The Flyers are wide awake now, just in time to make another serious run at the Stanley Cup.
They may have dozed off as the long regular season wound down. And maybe they hit the snooze button once or twice during their first-round playoff series with the seventh-seeded Buffalo Sabres.
After six wildly erratic games, a sellout crowd at the Wells Fargo Center finally saw the team that reached the Finals last year and dominated the first three-quarters of the regular season. The Flyers roared out of the tunnel and routed the overwhelmed Sabres, 5-2, to advance to the second round.
After six hard-fought, white-knuckle games, Flyers fans were able to spend most of the third period serenading the Sabres with, "Na na na na, na na na na, hey, hey-ey, goodbye."
The Flyers survived despite having three goaltenders benched during the series, despite the absence of defenseman Chris Pronger for five games and despite a blown fuse in their power play for most of the series.
Like last year, when they won five possible elimination games, the Flyers played their best when a loss meant the end of their season.
"I think it boils down to the heart and character in the room," Pronger said, "to guys understanding you have to have a never-say-quit attitude from the drop of the puck to the end buzzer. You have to be prepared to sacrifice."
In Game 7, the power play sparked to life, Pronger saw extensive action, and steady Brian Boucher established himself as the No. 1 goalie going into the second round. In other words, the Flyers finally looked like the team they were supposed to be all along.
They can still play Boston, Pittsburgh or Tampa Bay. There are great story lines involving all three. The Flyers would have home ice no matter what.
That was their goal during the regular season. Coach Peter Laviolette said the Flyers weren't concerned with winning the President's Trophy for most points or even getting the top seed in the Eastern Conference. They just wanted to be able to play as many games as possible at home - especially decisive Game 7s.
"We've played a lot of games with our backs against the wall," Flyers center and series star Danny Briere said. "I like the character of our team."
Home ice has not been a major factor throughout this year's NHL playoffs, and the Flyers were 1-2 at the Center and 2-1 in Buffalo before Game 7. But from the moment Lauren Hart's duet with the image of Kate Smith ended, followed by a wall of noise from the orange-clad faithful, the Sabres seemed overwhelmed.

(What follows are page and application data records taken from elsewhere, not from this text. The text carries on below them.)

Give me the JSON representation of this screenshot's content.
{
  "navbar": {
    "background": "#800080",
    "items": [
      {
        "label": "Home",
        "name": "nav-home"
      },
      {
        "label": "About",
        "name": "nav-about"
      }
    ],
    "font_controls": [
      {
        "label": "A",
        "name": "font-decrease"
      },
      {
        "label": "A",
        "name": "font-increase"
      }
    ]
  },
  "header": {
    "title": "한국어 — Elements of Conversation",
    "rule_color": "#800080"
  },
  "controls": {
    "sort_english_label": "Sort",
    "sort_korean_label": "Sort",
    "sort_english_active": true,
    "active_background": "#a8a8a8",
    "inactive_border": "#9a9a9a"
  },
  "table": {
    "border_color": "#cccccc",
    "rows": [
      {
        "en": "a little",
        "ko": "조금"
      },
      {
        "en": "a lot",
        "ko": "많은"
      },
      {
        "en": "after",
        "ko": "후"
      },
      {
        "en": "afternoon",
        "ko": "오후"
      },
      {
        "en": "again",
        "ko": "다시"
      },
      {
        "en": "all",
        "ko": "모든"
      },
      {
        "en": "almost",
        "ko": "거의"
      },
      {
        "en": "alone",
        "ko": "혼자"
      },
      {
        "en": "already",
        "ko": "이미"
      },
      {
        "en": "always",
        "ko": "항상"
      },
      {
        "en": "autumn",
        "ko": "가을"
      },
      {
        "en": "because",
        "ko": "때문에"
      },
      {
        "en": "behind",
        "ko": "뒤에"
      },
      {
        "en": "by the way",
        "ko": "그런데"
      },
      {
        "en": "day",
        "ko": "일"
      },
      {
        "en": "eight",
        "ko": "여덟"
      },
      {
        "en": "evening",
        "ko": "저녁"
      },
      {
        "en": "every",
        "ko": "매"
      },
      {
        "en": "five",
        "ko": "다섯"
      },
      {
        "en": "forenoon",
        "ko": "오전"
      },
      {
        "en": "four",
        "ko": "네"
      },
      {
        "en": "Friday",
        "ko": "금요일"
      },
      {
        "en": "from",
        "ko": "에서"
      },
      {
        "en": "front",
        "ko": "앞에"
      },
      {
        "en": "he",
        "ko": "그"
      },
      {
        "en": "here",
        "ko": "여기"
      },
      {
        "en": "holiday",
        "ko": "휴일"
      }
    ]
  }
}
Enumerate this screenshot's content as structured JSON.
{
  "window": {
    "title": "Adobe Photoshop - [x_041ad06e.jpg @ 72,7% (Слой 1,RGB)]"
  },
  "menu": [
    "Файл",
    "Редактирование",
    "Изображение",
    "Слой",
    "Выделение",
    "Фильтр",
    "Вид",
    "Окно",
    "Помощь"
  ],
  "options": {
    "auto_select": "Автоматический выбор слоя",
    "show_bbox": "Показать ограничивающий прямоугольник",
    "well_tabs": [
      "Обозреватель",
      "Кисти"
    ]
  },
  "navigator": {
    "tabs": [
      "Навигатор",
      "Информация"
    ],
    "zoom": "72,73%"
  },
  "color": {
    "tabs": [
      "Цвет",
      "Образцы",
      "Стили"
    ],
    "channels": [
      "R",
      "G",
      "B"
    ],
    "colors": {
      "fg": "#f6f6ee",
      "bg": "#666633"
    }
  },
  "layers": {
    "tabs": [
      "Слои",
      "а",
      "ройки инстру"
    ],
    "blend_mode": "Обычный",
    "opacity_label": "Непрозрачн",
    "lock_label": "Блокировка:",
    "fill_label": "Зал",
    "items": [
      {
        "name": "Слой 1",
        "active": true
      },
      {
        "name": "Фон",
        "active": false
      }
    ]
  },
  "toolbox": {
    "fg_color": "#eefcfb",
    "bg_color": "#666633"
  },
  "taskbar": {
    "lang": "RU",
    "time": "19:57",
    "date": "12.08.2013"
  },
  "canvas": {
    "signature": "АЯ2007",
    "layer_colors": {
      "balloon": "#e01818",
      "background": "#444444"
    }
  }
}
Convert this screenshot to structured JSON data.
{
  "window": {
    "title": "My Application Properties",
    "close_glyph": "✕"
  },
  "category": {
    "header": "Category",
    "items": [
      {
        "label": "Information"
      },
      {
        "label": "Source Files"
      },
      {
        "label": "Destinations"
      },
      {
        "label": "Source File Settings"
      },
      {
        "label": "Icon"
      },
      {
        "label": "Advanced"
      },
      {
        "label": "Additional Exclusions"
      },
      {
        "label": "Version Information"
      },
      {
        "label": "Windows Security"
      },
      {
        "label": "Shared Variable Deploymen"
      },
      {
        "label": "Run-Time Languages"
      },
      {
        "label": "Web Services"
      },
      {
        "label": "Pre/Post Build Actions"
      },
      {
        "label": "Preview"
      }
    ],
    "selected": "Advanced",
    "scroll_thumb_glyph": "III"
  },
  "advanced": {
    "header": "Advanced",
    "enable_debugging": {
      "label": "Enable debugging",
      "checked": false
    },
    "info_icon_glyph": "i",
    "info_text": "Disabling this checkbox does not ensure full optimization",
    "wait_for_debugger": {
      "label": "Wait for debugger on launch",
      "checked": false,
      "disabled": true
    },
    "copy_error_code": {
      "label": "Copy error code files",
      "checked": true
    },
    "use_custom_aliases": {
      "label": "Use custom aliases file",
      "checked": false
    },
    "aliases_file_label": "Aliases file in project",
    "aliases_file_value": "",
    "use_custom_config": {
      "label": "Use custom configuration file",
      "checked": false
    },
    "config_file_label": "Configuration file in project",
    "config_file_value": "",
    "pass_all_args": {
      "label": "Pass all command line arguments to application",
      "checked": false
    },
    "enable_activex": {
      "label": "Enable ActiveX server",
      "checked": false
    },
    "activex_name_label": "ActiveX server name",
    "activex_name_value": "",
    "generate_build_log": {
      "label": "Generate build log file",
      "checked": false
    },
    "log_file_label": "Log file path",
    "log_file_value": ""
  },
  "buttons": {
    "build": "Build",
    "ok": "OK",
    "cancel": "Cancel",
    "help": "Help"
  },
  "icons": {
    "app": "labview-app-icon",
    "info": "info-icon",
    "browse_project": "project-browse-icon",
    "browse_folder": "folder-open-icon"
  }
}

"You could feel the buzz in the building," Pronger said.
"I think our experience really showed," Briere said. "We've played a lot of big games in the last year, with mostly the same group."
The Flyers swarmed Ryan Miller, the elegant goaltender who was named MVP of last year's Olympic tournament. They peppered him with 16 shots in the first period. Claude Giroux hit a post. Miller made some terrific saves. And then, with 19 seconds left in the period, Braydon Coburn fired a puck on net from just inside the blue line.
The puck appeared to tick off the glove of a Sabres defenseman. It dipped down and slipped between Miller's pads. Danny Briere, the former Sabre who led the Flyers with six goals in this series, tapped his old pal on the back of the helmet.
"Just a little excitement," Briere smiled. "I was overjoyed."
Miller had as puzzling a series as the Flyers. He registered two 1-0 victories (two more shutouts than Flyers goalies had all season), but also coughed up big leads in three other games. In Game 7, he finally broke down completely.
Briere slipped a shot past him early in the second period. James van Riemsdyk tipped in a blast from Giroux to make it 3-0. After a blast from Ville Leino beat him in the third period, Miller was unceremoniously pulled from the game.
It was an all-too-common sight in this series. For the Flyers. Laviolette went with rookie Sergei Bobrovsky to start the series. He lasted into the first period of Game 2. Boucher replaced him, then was pulled after giving up three goals in the first period of Game 5. Michael Leighton, who spent this season in the minor leagues after back surgery, replaced him and started Game 6 in Buffalo.
Common wisdom says that is a formula for disaster. The Flyers, who came back from a 3-0 deficit against Boston last year, have little regard for common wisdom. They found ways to stay alive and force one more game in their home arena.
This time the alarm went off in time. The Flyers woke up, and their dream is alive.